> [Data supplied]:

#####

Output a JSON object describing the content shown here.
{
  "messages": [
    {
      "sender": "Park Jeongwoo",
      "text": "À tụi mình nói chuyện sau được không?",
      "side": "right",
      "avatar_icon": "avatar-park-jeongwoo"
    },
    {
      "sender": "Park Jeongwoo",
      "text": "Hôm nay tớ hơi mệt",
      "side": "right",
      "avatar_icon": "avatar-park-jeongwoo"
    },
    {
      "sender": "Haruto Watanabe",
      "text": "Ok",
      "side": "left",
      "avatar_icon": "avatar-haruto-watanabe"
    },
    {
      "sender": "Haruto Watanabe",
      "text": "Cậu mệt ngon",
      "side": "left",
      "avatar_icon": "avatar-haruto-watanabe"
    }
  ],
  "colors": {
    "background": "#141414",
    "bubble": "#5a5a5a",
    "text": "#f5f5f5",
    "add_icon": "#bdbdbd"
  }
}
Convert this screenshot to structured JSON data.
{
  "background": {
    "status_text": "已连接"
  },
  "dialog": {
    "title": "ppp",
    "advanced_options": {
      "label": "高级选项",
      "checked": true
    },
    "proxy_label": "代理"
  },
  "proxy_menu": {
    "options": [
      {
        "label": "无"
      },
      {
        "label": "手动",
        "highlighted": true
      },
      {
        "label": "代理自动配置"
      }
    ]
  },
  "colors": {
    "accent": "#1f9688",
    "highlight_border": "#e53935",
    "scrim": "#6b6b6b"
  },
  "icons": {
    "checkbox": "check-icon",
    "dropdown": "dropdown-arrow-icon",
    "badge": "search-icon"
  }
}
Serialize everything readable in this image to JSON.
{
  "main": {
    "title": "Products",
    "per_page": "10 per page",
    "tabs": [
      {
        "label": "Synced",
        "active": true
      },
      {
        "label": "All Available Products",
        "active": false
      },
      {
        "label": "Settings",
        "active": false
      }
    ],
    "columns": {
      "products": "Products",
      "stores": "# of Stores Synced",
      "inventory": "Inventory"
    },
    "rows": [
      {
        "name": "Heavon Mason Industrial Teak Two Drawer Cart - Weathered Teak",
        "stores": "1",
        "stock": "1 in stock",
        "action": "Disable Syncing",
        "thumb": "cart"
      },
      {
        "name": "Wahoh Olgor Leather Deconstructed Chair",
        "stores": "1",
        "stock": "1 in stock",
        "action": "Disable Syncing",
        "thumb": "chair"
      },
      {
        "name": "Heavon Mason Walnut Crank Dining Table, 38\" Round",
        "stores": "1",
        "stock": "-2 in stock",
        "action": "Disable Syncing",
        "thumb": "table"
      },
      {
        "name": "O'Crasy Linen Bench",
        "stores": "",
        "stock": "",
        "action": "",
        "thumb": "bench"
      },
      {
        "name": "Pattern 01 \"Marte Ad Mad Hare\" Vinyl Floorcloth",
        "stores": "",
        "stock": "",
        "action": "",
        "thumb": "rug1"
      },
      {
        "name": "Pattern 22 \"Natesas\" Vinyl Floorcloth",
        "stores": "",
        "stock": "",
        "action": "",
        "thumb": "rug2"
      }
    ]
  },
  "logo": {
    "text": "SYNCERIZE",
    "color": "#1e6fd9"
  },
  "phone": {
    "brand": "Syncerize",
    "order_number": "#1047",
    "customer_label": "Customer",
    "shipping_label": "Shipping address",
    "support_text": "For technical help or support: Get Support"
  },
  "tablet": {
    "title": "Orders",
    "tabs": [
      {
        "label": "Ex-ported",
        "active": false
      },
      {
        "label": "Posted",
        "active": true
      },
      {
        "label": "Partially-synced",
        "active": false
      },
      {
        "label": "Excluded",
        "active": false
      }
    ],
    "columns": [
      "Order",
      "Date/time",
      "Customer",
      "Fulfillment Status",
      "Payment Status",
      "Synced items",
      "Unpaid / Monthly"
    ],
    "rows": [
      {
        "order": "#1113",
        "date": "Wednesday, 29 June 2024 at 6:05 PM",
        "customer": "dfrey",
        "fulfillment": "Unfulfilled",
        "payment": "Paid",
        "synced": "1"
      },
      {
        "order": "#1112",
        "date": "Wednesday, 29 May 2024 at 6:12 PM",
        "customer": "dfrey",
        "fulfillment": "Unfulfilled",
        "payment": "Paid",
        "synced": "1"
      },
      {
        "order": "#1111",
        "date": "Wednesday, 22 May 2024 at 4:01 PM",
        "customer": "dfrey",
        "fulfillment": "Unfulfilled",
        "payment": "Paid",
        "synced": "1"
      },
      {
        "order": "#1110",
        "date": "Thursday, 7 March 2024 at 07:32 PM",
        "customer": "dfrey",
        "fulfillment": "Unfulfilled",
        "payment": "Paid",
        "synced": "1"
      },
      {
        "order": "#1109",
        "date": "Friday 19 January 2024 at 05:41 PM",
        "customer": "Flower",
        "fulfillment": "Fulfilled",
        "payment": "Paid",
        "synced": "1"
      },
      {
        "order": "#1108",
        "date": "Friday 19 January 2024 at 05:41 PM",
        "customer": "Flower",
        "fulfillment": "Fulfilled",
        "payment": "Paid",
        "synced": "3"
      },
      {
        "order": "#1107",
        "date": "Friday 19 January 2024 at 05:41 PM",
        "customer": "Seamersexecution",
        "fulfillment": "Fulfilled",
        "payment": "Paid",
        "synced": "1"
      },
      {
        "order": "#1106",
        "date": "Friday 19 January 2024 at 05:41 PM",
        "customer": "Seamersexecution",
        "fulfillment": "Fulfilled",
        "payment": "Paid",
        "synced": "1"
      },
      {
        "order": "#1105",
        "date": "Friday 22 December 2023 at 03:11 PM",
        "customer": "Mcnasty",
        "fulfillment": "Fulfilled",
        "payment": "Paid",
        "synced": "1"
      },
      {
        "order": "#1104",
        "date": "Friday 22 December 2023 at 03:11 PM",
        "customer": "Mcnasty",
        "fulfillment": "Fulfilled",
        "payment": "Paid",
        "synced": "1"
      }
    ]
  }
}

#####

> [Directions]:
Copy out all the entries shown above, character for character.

> [Written answer]:
Output a JSON object describing the content shown here.
{
  "messages": [
    {
      "sender": "Park Jeongwoo",
      "text": "À tụi mình nói chuyện sau được không?",
      "side": "right",
      "avatar_icon": "avatar-park-jeongwoo"
    },
    {
      "sender": "Park Jeongwoo",
      "text": "Hôm nay tớ hơi mệt",
      "side": "right",
      "avatar_icon": "avatar-park-jeongwoo"
    },
    {
      "sender": "Haruto Watanabe",
      "text": "Ok",
      "side": "left",
      "avatar_icon": "avatar-haruto-watanabe"
    },
    {
      "sender": "Haruto Watanabe",
      "text": "Cậu mệt ngon",
      "side": "left",
      "avatar_icon": "avatar-haruto-watanabe"
    }
  ],
  "colors": {
    "background": "#141414",
    "bubble": "#5a5a5a",
    "text": "#f5f5f5",
    "add_icon": "#bdbdbd"
  }
}
Convert this screenshot to structured JSON data.
{
  "background": {
    "status_text": "已连接"
  },
  "dialog": {
    "title": "ppp",
    "advanced_options": {
      "label": "高级选项",
      "checked": true
    },
    "proxy_label": "代理"
  },
  "proxy_menu": {
    "options": [
      {
        "label": "无"
      },
      {
        "label": "手动",
        "highlighted": true
      },
      {
        "label": "代理自动配置"
      }
    ]
  },
  "colors": {
    "accent": "#1f9688",
    "highlight_border": "#e53935",
    "scrim": "#6b6b6b"
  },
  "icons": {
    "checkbox": "check-icon",
    "dropdown": "dropdown-arrow-icon",
    "badge": "search-icon"
  }
}
Serialize everything readable in this image to JSON.
{
  "main": {
    "title": "Products",
    "per_page": "10 per page",
    "tabs": [
      {
        "label": "Synced",
        "active": true
      },
      {
        "label": "All Available Products",
        "active": false
      },
      {
        "label": "Settings",
        "active": false
      }
    ],
    "columns": {
      "products": "Products",
      "stores": "# of Stores Synced",
      "inventory": "Inventory"
    },
    "rows": [
      {
        "name": "Heavon Mason Industrial Teak Two Drawer Cart - Weathered Teak",
        "stores": "1",
        "stock": "1 in stock",
        "action": "Disable Syncing",
        "thumb": "cart"
      },
      {
        "name": "Wahoh Olgor Leather Deconstructed Chair",
        "stores": "1",
        "stock": "1 in stock",
        "action": "Disable Syncing",
        "thumb": "chair"
      },
      {
        "name": "Heavon Mason Walnut Crank Dining Table, 38\" Round",
        "stores": "1",
        "stock": "-2 in stock",
        "action": "Disable Syncing",
        "thumb": "table"
      },
      {
        "name": "O'Crasy Linen Bench",
        "stores": "",
        "stock": "",
        "action": "",
        "thumb": "bench"
      },
      {
        "name": "Pattern 01 \"Marte Ad Mad Hare\" Vinyl Floorcloth",
        "stores": "",
        "stock": "",
        "action": "",
        "thumb": "rug1"
      },
      {
        "name": "Pattern 22 \"Natesas\" Vinyl Floorcloth",
        "stores": "",
        "stock": "",
        "action": "",
        "thumb": "rug2"
      }
    ]
  },
  "logo": {
    "text": "SYNCERIZE",
    "color": "#1e6fd9"
  },
  "phone": {
    "brand": "Syncerize",
    "order_number": "#1047",
    "customer_label": "Customer",
    "shipping_label": "Shipping address",
    "support_text": "For technical help or support: Get Support"
  },
  "tablet": {
    "title": "Orders",
    "tabs": [
      {
        "label": "Ex-ported",
        "active": false
      },
      {
        "label": "Posted",
        "active": true
      },
      {
        "label": "Partially-synced",
        "active": false
      },
      {
        "label": "Excluded",
        "active": false
      }
    ],
    "columns": [
      "Order",
      "Date/time",
      "Customer",
      "Fulfillment Status",
      "Payment Status",
      "Synced items",
      "Unpaid / Monthly"
    ],
    "rows": [
      {
        "order": "#1113",
        "date": "Wednesday, 29 June 2024 at 6:05 PM",
        "customer": "dfrey",
        "fulfillment": "Unfulfilled",
        "payment": "Paid",
        "synced": "1"
      },
      {
        "order": "#1112",
        "date": "Wednesday, 29 May 2024 at 6:12 PM",
        "customer": "dfrey",
        "fulfillment": "Unfulfilled",
        "payment": "Paid",
        "synced": "1"
      },
      {
        "order": "#1111",
        "date": "Wednesday, 22 May 2024 at 4:01 PM",
        "customer": "dfrey",
        "fulfillment": "Unfulfilled",
        "payment": "Paid",
        "synced": "1"
      },
      {
        "order": "#1110",
        "date": "Thursday, 7 March 2024 at 07:32 PM",
        "customer": "dfrey",
        "fulfillment": "Unfulfilled",
        "payment": "Paid",
        "synced": "1"
      },
      {
        "order": "#1109",
        "date": "Friday 19 January 2024 at 05:41 PM",
        "customer": "Flower",
        "fulfillment": "Fulfilled",
        "payment": "Paid",
        "synced": "1"
      },
      {
        "order": "#1108",
        "date": "Friday 19 January 2024 at 05:41 PM",
        "customer": "Flower",
        "fulfillment": "Fulfilled",
        "payment": "Paid",
        "synced": "3"
      },
      {
        "order": "#1107",
        "date": "Friday 19 January 2024 at 05:41 PM",
        "customer": "Seamersexecution",
        "fulfillment": "Fulfilled",
        "payment": "Paid",
        "synced": "1"
      },
      {
        "order": "#1106",
        "date": "Friday 19 January 2024 at 05:41 PM",
        "customer": "Seamersexecution",
        "fulfillment": "Fulfilled",
        "payment": "Paid",
        "synced": "1"
      },
      {
        "order": "#1105",
        "date": "Friday 22 December 2023 at 03:11 PM",
        "customer": "Mcnasty",
        "fulfillment": "Fulfilled",
        "payment": "Paid",
        "synced": "1"
      },
      {
        "order": "#1104",
        "date": "Friday 22 December 2023 at 03:11 PM",
        "customer": "Mcnasty",
        "fulfillment": "Fulfilled",
        "payment": "Paid",
        "synced": "1"
      }
    ]
  }
}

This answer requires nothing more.